(Excerpts from an interface dataset)

-------

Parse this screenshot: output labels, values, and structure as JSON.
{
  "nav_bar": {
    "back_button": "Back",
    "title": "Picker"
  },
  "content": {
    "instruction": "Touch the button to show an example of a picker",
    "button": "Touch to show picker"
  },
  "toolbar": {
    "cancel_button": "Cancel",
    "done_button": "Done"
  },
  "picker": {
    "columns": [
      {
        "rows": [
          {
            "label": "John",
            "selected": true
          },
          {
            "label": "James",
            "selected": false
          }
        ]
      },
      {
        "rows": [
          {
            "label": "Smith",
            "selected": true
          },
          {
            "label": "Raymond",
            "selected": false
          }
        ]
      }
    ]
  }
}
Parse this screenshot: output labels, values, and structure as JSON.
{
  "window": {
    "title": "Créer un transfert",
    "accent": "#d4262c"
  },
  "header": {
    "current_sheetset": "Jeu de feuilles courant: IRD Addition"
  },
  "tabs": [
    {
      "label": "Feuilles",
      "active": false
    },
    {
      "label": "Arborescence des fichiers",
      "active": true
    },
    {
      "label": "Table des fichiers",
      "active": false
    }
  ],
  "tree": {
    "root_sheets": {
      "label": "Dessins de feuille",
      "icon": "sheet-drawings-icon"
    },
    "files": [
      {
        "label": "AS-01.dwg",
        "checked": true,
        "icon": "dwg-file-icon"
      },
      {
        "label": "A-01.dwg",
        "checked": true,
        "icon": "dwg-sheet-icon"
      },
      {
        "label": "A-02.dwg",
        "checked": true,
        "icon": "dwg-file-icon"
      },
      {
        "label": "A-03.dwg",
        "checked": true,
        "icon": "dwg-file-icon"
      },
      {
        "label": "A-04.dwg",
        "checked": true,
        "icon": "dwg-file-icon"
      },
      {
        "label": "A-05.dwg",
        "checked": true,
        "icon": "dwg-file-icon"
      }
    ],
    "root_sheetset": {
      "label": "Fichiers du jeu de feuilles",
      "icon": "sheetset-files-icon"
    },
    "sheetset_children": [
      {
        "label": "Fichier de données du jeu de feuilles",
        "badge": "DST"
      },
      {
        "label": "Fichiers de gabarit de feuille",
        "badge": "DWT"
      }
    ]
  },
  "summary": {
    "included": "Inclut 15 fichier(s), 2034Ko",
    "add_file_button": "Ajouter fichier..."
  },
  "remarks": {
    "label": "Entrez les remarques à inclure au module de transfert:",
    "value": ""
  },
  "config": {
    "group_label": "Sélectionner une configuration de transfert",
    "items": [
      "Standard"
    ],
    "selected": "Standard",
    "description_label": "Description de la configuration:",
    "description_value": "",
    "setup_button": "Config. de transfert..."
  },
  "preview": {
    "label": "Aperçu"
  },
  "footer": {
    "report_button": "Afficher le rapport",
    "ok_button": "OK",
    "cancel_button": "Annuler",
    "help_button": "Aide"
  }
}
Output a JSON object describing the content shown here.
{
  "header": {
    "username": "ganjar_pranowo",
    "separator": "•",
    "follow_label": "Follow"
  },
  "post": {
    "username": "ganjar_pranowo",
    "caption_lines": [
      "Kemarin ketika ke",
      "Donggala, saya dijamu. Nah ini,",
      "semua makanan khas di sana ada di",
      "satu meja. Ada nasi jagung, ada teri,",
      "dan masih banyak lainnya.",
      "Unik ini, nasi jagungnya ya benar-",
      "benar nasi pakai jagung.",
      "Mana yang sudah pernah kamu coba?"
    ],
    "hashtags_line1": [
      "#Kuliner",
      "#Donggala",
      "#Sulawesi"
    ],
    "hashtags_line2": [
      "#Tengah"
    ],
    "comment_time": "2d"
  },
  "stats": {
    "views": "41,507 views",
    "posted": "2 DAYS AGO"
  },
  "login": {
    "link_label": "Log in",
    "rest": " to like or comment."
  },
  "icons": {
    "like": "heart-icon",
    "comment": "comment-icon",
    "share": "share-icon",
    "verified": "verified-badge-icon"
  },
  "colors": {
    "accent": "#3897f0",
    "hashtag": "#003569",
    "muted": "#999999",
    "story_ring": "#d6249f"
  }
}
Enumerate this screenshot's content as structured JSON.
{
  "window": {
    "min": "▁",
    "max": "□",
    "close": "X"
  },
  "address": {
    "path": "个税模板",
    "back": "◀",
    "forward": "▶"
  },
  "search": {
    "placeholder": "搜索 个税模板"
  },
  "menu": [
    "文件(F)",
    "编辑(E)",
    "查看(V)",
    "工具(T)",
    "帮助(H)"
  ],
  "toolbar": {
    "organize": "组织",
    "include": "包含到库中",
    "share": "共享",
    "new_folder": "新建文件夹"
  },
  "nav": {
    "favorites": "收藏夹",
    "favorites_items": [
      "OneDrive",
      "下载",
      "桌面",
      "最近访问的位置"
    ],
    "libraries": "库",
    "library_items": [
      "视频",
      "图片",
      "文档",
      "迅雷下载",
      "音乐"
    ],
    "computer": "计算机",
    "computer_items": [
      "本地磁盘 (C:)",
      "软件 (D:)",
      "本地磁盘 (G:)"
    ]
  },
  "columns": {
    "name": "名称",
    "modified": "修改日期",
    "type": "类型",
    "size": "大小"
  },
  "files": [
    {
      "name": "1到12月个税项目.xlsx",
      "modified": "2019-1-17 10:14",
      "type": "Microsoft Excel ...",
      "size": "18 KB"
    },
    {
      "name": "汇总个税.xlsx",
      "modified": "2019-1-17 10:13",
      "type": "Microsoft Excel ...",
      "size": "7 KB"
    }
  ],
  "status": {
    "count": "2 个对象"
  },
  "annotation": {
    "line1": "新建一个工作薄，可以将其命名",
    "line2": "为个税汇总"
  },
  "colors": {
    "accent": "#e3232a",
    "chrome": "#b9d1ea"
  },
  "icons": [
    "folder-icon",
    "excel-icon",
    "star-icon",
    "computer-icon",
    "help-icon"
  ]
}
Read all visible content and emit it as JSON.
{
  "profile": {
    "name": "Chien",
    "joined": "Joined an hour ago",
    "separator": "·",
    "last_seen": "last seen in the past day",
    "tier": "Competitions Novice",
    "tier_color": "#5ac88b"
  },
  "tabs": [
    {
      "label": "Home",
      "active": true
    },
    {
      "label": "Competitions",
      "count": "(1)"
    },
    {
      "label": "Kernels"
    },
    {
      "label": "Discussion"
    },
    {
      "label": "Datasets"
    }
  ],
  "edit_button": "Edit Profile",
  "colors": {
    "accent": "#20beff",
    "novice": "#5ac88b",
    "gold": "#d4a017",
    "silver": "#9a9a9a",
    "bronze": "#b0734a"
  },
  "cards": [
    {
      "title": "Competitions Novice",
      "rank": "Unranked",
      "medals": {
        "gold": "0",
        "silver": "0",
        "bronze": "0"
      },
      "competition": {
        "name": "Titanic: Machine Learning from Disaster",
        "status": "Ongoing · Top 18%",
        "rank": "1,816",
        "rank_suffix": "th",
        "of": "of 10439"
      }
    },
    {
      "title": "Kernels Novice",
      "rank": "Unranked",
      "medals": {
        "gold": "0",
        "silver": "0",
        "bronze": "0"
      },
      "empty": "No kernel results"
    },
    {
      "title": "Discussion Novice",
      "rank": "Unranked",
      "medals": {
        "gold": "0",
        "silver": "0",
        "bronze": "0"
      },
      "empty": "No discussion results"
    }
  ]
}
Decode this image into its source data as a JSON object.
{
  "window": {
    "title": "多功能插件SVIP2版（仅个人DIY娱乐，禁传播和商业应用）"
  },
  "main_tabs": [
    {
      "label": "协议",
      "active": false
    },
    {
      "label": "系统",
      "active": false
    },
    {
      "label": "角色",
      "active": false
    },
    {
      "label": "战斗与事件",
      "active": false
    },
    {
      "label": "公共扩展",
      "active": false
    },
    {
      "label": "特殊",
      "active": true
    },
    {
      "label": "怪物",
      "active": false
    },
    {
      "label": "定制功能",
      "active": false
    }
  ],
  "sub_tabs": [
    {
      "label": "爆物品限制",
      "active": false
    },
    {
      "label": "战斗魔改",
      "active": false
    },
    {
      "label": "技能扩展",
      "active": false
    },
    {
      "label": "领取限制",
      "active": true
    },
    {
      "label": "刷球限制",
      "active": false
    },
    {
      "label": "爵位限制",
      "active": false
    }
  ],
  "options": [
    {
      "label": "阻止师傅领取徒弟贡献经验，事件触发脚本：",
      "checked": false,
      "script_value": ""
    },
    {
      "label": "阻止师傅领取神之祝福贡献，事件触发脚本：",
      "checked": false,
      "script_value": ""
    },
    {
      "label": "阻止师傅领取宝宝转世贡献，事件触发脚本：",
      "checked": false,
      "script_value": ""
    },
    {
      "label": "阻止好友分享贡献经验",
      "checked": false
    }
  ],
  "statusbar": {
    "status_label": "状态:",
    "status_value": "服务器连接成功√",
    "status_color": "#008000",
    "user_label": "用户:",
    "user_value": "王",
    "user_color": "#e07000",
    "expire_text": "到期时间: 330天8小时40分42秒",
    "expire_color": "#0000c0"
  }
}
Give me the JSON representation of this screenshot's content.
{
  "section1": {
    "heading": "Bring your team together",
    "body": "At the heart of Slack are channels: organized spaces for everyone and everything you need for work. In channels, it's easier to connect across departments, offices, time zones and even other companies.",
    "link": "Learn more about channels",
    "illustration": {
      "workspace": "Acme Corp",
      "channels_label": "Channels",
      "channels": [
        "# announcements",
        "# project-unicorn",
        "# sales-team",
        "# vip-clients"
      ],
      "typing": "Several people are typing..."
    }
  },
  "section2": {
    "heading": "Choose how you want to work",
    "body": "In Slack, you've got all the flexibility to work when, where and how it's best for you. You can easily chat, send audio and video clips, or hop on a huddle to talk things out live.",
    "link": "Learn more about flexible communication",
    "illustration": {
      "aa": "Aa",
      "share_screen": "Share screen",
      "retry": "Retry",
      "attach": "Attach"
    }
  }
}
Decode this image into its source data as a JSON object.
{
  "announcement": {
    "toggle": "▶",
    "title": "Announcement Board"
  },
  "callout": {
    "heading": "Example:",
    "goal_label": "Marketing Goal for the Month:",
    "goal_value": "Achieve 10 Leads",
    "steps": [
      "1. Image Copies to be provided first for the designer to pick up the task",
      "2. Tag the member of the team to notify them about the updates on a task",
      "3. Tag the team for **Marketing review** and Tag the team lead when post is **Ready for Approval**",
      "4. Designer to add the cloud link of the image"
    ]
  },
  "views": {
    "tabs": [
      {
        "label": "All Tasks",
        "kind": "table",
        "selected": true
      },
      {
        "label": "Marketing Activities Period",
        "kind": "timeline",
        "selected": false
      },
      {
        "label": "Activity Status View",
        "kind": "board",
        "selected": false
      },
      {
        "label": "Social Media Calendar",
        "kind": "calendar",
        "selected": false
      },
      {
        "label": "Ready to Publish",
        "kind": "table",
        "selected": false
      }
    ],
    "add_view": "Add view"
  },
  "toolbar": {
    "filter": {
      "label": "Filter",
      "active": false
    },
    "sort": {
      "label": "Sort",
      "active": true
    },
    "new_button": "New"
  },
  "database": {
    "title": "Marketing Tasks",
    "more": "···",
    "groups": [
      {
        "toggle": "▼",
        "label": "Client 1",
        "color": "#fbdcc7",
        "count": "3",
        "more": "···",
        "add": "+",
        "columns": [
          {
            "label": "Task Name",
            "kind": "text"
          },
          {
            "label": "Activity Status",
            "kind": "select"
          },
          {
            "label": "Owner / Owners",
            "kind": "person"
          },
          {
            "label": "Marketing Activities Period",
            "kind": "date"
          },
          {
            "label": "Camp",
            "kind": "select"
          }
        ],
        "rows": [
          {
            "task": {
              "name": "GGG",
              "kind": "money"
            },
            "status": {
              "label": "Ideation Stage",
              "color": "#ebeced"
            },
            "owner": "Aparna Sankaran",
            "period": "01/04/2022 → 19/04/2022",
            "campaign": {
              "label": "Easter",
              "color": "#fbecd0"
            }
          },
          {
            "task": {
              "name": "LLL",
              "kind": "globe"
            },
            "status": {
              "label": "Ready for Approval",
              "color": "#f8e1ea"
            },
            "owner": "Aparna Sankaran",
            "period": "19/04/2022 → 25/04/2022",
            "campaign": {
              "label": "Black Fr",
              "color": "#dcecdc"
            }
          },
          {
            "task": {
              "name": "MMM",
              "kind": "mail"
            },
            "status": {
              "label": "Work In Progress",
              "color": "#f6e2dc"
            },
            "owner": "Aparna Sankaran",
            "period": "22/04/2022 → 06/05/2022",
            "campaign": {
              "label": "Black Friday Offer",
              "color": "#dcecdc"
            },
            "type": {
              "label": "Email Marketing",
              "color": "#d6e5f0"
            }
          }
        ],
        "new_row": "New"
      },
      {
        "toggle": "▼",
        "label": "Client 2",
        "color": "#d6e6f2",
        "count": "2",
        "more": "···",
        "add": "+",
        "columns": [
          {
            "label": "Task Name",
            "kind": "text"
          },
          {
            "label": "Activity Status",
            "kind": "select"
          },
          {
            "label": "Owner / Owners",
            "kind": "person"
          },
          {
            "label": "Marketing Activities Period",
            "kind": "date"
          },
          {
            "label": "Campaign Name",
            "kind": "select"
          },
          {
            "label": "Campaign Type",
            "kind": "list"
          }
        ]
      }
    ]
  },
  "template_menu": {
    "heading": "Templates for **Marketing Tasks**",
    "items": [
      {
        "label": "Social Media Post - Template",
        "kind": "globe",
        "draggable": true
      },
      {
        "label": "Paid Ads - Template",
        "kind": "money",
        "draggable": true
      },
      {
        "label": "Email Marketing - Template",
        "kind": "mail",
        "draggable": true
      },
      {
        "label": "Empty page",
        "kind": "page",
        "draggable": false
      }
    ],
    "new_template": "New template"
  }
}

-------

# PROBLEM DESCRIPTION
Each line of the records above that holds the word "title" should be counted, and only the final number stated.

# SOLUTION FOR THIS TASK
8